I did not have a smartphone when I started teaching. The phone I had was basically used for making and receiving calls outside school hours. That is all I need in a cellular phone, I had convinced myself, what kind of person needs all of those crazy gizmos and gadgets at their fingertips?
Teachers…the answer is teachers!
I got my first smartphone a few years later. Still a novice technology consumer, I used my new cell phone to simply check personal e-mails at lunch and check the weather before heading out to coach at a cross country meet. Still, the phone rarely made it out of my purse unless I needed a clock at recess or a stopwatch at practice.
Well, after that phone was batted into the toilet by my cat one morning, I upgraded to another, better

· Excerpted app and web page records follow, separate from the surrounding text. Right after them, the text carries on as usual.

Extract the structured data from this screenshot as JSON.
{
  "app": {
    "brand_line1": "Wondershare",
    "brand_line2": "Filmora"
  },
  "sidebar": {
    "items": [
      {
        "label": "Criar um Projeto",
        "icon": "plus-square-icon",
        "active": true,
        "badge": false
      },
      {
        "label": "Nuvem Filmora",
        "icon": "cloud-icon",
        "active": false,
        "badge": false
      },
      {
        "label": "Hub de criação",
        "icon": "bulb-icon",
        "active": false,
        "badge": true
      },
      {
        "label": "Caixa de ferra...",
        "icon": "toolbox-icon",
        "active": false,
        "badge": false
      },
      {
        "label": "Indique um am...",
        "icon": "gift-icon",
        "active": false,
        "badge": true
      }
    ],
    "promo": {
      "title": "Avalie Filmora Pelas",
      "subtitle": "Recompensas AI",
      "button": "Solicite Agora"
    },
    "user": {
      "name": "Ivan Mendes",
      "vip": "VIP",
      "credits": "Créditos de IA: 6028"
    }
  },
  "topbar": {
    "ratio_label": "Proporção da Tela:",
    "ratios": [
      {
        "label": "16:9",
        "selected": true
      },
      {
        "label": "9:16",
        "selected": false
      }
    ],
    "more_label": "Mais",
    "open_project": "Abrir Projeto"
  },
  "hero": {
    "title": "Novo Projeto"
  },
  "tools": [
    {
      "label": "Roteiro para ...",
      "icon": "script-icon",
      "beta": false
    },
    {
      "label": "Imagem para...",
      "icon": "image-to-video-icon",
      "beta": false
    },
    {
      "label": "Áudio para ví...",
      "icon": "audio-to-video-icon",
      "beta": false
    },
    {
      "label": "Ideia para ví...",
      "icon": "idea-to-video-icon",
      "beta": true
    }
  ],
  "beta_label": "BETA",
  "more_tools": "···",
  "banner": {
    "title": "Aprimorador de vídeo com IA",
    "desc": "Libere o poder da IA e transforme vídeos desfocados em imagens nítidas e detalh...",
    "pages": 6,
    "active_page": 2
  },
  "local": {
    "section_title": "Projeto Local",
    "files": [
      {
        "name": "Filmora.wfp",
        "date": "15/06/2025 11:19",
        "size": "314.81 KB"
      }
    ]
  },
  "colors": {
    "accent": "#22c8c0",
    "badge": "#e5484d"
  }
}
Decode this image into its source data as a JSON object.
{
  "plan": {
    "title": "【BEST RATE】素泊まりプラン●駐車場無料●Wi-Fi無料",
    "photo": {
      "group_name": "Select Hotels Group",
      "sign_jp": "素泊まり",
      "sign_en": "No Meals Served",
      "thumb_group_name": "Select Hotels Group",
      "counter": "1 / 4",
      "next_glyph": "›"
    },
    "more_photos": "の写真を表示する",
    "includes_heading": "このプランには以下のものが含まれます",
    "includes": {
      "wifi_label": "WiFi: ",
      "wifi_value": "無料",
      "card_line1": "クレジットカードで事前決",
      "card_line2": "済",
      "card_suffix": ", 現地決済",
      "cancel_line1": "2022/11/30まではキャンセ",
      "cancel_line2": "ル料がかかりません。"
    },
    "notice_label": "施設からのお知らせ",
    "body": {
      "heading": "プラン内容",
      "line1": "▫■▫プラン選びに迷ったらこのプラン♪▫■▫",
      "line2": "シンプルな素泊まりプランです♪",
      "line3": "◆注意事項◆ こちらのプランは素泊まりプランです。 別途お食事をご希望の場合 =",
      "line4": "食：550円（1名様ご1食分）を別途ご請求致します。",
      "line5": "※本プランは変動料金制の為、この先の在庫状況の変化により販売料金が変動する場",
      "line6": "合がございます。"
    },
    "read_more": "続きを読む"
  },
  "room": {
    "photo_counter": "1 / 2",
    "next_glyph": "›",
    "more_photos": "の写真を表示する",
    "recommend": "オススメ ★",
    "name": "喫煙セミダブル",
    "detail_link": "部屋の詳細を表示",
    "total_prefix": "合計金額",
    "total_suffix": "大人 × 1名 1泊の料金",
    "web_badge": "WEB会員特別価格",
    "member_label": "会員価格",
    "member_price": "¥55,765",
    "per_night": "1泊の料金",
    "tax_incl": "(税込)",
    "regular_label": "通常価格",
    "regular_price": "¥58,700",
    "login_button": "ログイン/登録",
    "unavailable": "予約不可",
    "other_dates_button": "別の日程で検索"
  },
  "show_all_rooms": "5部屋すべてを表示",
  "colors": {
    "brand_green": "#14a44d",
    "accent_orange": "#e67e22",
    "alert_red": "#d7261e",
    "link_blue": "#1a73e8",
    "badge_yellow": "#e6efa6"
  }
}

toy smartphone. Now I could download “fun” apps such as Dictionary.com, iTranslator, and Google Maps! I could also look up YouTube videos, peruse the Internet, and check my school e-mail account at any time.
I even made up a game with this new handheld apparatus. If a student asked me a question to which I wasn’t sure of the answer, I would time myself and the powers of 4G to see how fast I could retrieve it. How tall is Mt. Kilimanjaro? Give me 30 seconds and I could tell you. (Approximately 19,340 ft.)
More than anything else, I really began to rely on this device for communication with parents. Since most smartphones today are equipped with high resolution cameras, I began to use the camera to share our classroom discussions with parents at home. Here’s what I would do:
Step 1: Take class notes on the board.
Step 2: Take a picture of the notes with my smartphone (see picture above).
Step 3: Send the picture via e-mail to my class distribution list.
Step 4: Parents review the notes at home with their children.
I found out later by accident that this really became popular with absent students who missed a day or two of notes. Also, if a student forgot their notebook at school the night before a test, they could pull up the notes in their parent’s email and still be able to review.
Keep in mind that this same transference of notes can be done just as easily with iPads and Flip cameras (with Wi-Fi or 3G network capability). Plus, you don’t have to just take pictures of notes. Do a cool activity in class that day? Snap a quick picture and share it! Reading a new novel in class? Take a photo of the cover so parents know what to look for in their child’s backpack. Use that smartphone to get parents involved and keep them included in what you are doing!
Five Other Fun Apps for Teachers:
Bookabi (Free) – Make storybooks with cartoon characters in 2D or 3D.
Pinterest (Free) – A surplus of teaching tips and ideas are just waiting to be explored at pinterest.com, and their app makes it even easier to access it all!
Quizzam ($0.99) – Use this app on iPhone or iPad to give quizzes in a group setting while keeping students engaged!
Writing Prompts for Kids ($1.99) – Help young writers break out of their shells with a variety of creative prompts!
Pencils, Words & Kids ($4.99) – This app gives ideas for writing, a How-To guide for beginning writers and struggling authors who can’t seem to get the words to flow.